*** Opening Records shown ***

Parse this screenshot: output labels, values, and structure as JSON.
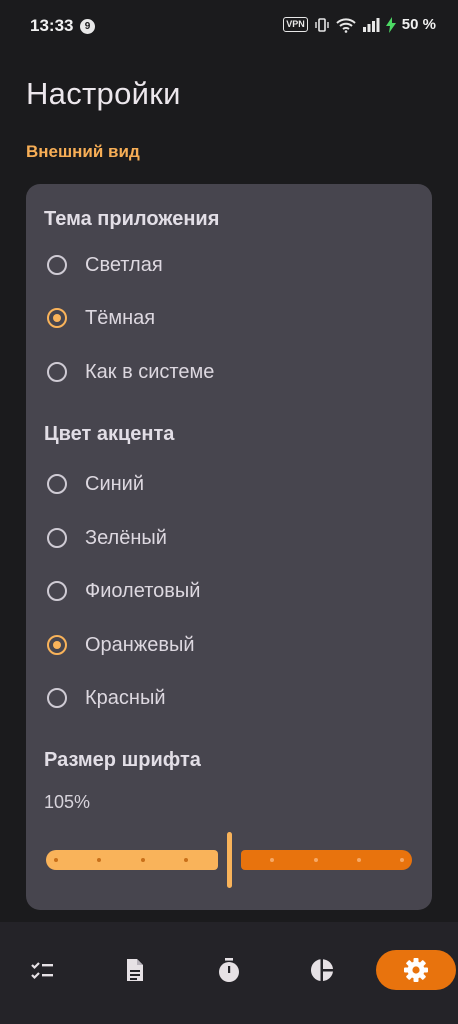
{
  "status_bar": {
    "time": "13:33",
    "notification_count": "9",
    "vpn": "VPN",
    "battery": "50 %"
  },
  "page": {
    "title": "Настройки"
  },
  "section": {
    "label": "Внешний вид"
  },
  "theme": {
    "title": "Тема приложения",
    "options": [
      {
        "label": "Светлая",
        "checked": false
      },
      {
        "label": "Тёмная",
        "checked": true
      },
      {
        "label": "Как в системе",
        "checked": false
      }
    ]
  },
  "accent": {
    "title": "Цвет акцента",
    "options": [
      {
        "label": "Синий",
        "checked": false
      },
      {
        "label": "Зелёный",
        "checked": false
      },
      {
        "label": "Фиолетовый",
        "checked": false
      },
      {
        "label": "Оранжевый",
        "checked": true
      },
      {
        "label": "Красный",
        "checked": false
      }
    ]
  },
  "font_size": {
    "title": "Размер шрифта",
    "value": "105%",
    "fraction": 0.5
  },
  "colors": {
    "accent": "#f9b35a",
    "accent_dark": "#e8730d",
    "card": "#47454e",
    "background": "#1b1b1d"
  },
  "nav": {
    "items": [
      {
        "icon": "checklist-icon",
        "active": false
      },
      {
        "icon": "document-icon",
        "active": false
      },
      {
        "icon": "timer-icon",
        "active": false
      },
      {
        "icon": "pie-chart-icon",
        "active": false
      },
      {
        "icon": "gear-icon",
        "active": true
      }
    ]
  }
}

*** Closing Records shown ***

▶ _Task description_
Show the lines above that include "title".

▶ _Finished exercise_
    "title": "Настройки"
    "title": "Тема приложения",
    "title": "Цвет акцента",
    "title": "Размер шрифта",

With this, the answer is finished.